William Shakespeare has had millions of supporters and fans around the globe for centuries, but one of the most iconic during the 1960s must surely have been Jacqueline Kennedy, the First Lady of the United States. Mrs Kennedy was President of the 1964 American Shakespeare Committee which was set up to lead the American celebrations of the 400th anniversary of his birth.
She is known to have brought Shakespeare into the White House, organising an evening of performances by actors from the American Shakespeare Festival Theatre of Stratford, Connecticut to follow a state dinner, and on another occasion asking actor Basil Rathbone to recite the St Crispin’s day speech from Henry V at a dinner for Nobel prize winners.
Mrs Kennedy actually contacted the Shakespeare Birthplace Trust (through the Hon. Eugene Black, the American Shakespeare Committee Chairman) and asked if it would be possible to attend the 400th anniversary celebrations in Stratford-upon-Avon. President John F Kennedy (also a Shakespeare fan) approved of the projected visit and in autumn 1963 planning began, to the great excitement of those at the Trust.
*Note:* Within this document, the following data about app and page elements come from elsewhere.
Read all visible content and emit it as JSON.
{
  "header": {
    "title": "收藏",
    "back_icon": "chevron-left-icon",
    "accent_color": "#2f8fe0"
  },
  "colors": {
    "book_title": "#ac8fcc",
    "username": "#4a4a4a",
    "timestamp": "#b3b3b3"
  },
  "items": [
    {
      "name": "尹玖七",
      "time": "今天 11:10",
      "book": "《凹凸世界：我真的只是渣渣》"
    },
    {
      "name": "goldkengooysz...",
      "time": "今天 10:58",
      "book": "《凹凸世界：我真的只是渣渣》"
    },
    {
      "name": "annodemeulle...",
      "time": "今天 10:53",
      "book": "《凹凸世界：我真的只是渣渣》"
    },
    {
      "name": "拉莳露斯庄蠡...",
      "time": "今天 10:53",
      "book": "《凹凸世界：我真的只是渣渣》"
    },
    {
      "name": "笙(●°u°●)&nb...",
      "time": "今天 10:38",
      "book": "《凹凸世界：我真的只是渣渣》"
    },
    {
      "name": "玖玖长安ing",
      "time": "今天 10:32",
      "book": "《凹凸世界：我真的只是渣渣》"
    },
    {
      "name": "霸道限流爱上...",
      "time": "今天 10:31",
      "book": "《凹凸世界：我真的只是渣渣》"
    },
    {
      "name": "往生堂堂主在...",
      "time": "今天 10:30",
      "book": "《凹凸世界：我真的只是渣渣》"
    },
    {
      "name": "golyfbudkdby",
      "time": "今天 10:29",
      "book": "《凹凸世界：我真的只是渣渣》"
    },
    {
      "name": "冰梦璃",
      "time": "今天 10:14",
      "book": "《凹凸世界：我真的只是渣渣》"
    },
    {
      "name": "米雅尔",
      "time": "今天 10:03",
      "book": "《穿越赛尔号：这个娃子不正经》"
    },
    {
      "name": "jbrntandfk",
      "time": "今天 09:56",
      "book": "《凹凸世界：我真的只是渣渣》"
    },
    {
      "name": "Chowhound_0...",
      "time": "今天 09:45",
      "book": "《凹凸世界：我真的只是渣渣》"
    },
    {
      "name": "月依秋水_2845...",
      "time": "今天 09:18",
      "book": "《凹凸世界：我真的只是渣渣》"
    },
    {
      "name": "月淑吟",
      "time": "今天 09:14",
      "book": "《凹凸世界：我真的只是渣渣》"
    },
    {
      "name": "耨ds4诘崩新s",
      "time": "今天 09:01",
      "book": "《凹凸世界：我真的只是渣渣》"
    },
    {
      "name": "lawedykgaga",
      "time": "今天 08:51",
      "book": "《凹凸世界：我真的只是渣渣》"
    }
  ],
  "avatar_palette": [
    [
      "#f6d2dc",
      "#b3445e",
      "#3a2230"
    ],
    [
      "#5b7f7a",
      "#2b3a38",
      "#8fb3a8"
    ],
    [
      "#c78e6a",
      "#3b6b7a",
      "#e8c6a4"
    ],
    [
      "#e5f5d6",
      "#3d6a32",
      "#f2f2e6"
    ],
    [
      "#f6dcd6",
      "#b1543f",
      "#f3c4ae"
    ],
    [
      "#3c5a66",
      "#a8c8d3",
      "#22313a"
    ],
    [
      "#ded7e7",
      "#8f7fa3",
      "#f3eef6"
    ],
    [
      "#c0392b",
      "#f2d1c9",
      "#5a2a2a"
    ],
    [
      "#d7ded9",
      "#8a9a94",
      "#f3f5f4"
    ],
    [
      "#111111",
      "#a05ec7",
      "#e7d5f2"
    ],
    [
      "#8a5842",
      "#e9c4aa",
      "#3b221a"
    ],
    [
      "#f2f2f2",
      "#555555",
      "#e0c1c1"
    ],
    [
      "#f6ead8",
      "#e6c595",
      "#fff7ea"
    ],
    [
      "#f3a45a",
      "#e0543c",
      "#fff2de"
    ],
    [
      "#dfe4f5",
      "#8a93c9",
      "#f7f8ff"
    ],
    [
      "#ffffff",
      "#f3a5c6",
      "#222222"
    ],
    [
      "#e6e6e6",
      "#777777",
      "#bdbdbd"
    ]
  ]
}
But the visit was not to be. On 22nd November 1963 President Kennedy was tragically assassinated while sitting beside his wife in an open top motorcade. His death reverberated around the world and, understandably, Mrs Kennedy wasn’t able to travel to Stratford for her planned trip. Eugene Black sent a telegram explaining that she was not undertaking any public appearances for a period of one year. Eugene himself did attend the Stratford celebrations and officially opened the new Shakespeare Centre in April 1964.